Writer Evelyn Dom interviews the Belgian Minister of Environment about where their country stands after the outcomes of COP26.
After two weeks of negotiations at the United Nations Climate Change Conference (COP 26), the Glasgow Climate Pact has been signed by 197 countries. The pact’s main aims include limiting temperature increase by 1.5 degrees, a “phase down” of coal power and fossil fuel subsidies, financial aid towards climate adaptation for developing countries, and a request for countries to submit their 2030 climate plans.

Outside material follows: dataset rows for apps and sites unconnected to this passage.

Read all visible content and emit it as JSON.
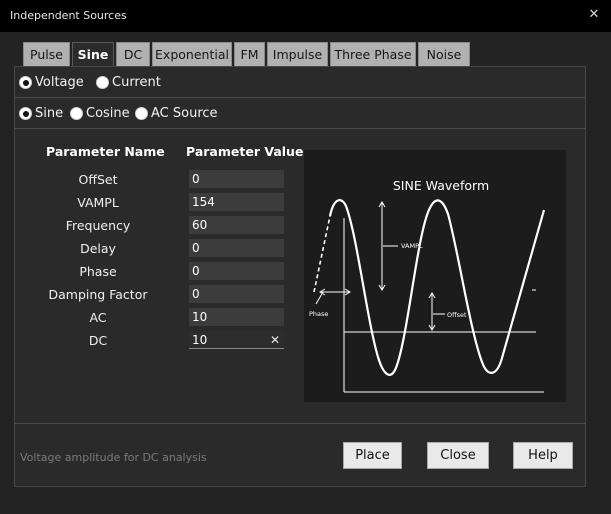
{
  "window": {
    "title": "Independent Sources",
    "close_glyph": "✕"
  },
  "tabs": [
    {
      "label": "Pulse",
      "active": false
    },
    {
      "label": "Sine",
      "active": true
    },
    {
      "label": "DC",
      "active": false
    },
    {
      "label": "Exponential",
      "active": false
    },
    {
      "label": "FM",
      "active": false
    },
    {
      "label": "Impulse",
      "active": false
    },
    {
      "label": "Three Phase",
      "active": false
    },
    {
      "label": "Noise",
      "active": false
    }
  ],
  "source_type": {
    "selected": "Voltage",
    "options": [
      {
        "label": "Voltage"
      },
      {
        "label": "Current"
      }
    ]
  },
  "waveform_type": {
    "selected": "Sine",
    "options": [
      {
        "label": "Sine"
      },
      {
        "label": "Cosine"
      },
      {
        "label": "AC Source"
      }
    ]
  },
  "params": {
    "header_name": "Parameter Name",
    "header_value": "Parameter Value",
    "rows": [
      {
        "label": "OffSet",
        "value": "0"
      },
      {
        "label": "VAMPL",
        "value": "154"
      },
      {
        "label": "Frequency",
        "value": "60"
      },
      {
        "label": "Delay",
        "value": "0"
      },
      {
        "label": "Phase",
        "value": "0"
      },
      {
        "label": "Damping Factor",
        "value": "0"
      },
      {
        "label": "AC",
        "value": "10"
      },
      {
        "label": "DC",
        "value": "10"
      }
    ],
    "clear_glyph": "✕"
  },
  "diagram": {
    "title": "SINE Waveform",
    "vampl_label": "VAMPL",
    "offset_label": "Offset",
    "phase_label": "Phase"
  },
  "status": {
    "text": "Voltage amplitude for DC analysis"
  },
  "buttons": {
    "place": "Place",
    "close": "Close",
    "help": "Help"
  },
  "colors": {
    "background": "#232323",
    "titlebar": "#000000",
    "tab_inactive": "#b1b1b1",
    "status": "#7b7b7b"
  }
}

The European Union (EU) Fit for 55 package commits to cutting 55% of emissions by 2030. With a set objective of 62.5% emission reduction for the European industry, the national objective of emission reductions varies depending on the socio-economic status of each country. For Belgium, this percentage is at 47%. However, without a clear federal climate agreement, Belgium seemingly has fallen back to square one. I had the opportunity to talk to Philippe Henry, Vice President and Minister of Environment, Energy, Infrastructure and Mobility of Wallonia to discuss Belgium’s current situation in light of the climate crisis.
“Without a clear federal climate agreement [on emissions cutting], Belgium seemingly has fallen back to square one.”
With its headquarters in Brussels, Belgium plays a significant role within the European Union. When asked about its pertinence, Henry said that: “Belgium plays an important role because it is a small country, which makes it sometimes easier to propose ideas that may be more difficult for larger countries. We are also used to making compromises within Belgium.”
However, with certain decisions being made at a regional level, the different regions of Belgium struggle to come eye-to-eye on agreeing to meet the objective set forward by the European Union. “The Belgian position is a little more complicated as the Flemish region has a newer and more advanced economy than Wallonia. There are many new enterprises which are energy intensive and that is why Flanders thinks it’s difficult to go as far in the reduction of emissions,” Henry said. However, he believes it is important to support the European will as it sets an example to the rest of the world, which is necessary in order to achieve the global goal.
“However, the different regions of Belgium struggle to come eye-to-eye on agreeing to meet the objective set forward by the European Union.”
Having broken its own record for holding the longest period without a democratic government, it is not the first time that Belgium’s complex geographical and political division has resulted in the inability to achieve a federal consensus. According to Henry, Flanders’ objectives of their own are no longer compatible with both those at the federal as well as European level. It is therefore also the reason that Belgium has been hesitant to join the High Ambition Coalition, as Flanders does not believe they are able to meet those goals. Henry mentions it is a shame and that we’re at the irreversible point where we need to take the risk and aim to achieve these ambitious goals as it is necessary for our climate.
The Belgian political division wasn’t the only evident divide at COP26. While decisions are made by world leaders and delegates within the Blue Zone, activists stand at the entry doors outside and raise their concerns about the conferences’ lack of inclusivity. “Women, ethnic minorities and those from poorer socio-economic backgrounds are seriously under-represented in the political arena,” Lizzie Wilde says.
Similarly, the Belgian youth have expressed their frustrations with the lacking ability to participate in the decision-making process. Cato Van Den Kerchove says the lack of input hurts a lot and adds that she feels privileged living in Belgium, a country that hasn’t been as severely impacted by the climate crisis, and thus can’t imagine how neglected countries that have been must feel.
“The Belgian youth have expressed their frustrations with the lacking ability to participate in the decision-making process.”
When asked how this dividing gap between the decision-makers and the youth activists could be decreased, Henry stressed the importance of keeping the dialogue going between various voices. While he admits it’s not perfect and more could be done to create a more diverse and inclusive space for this dialogue, he does see an improvement in comparison to previous conferences. He states that Belgium’s delegation consists of ministers, persons from administrations, representatives of syndicates and enterprises and the youth. While these various voices are not all part of the negotiating process, they are able to give propositions that the decision-makers take into account.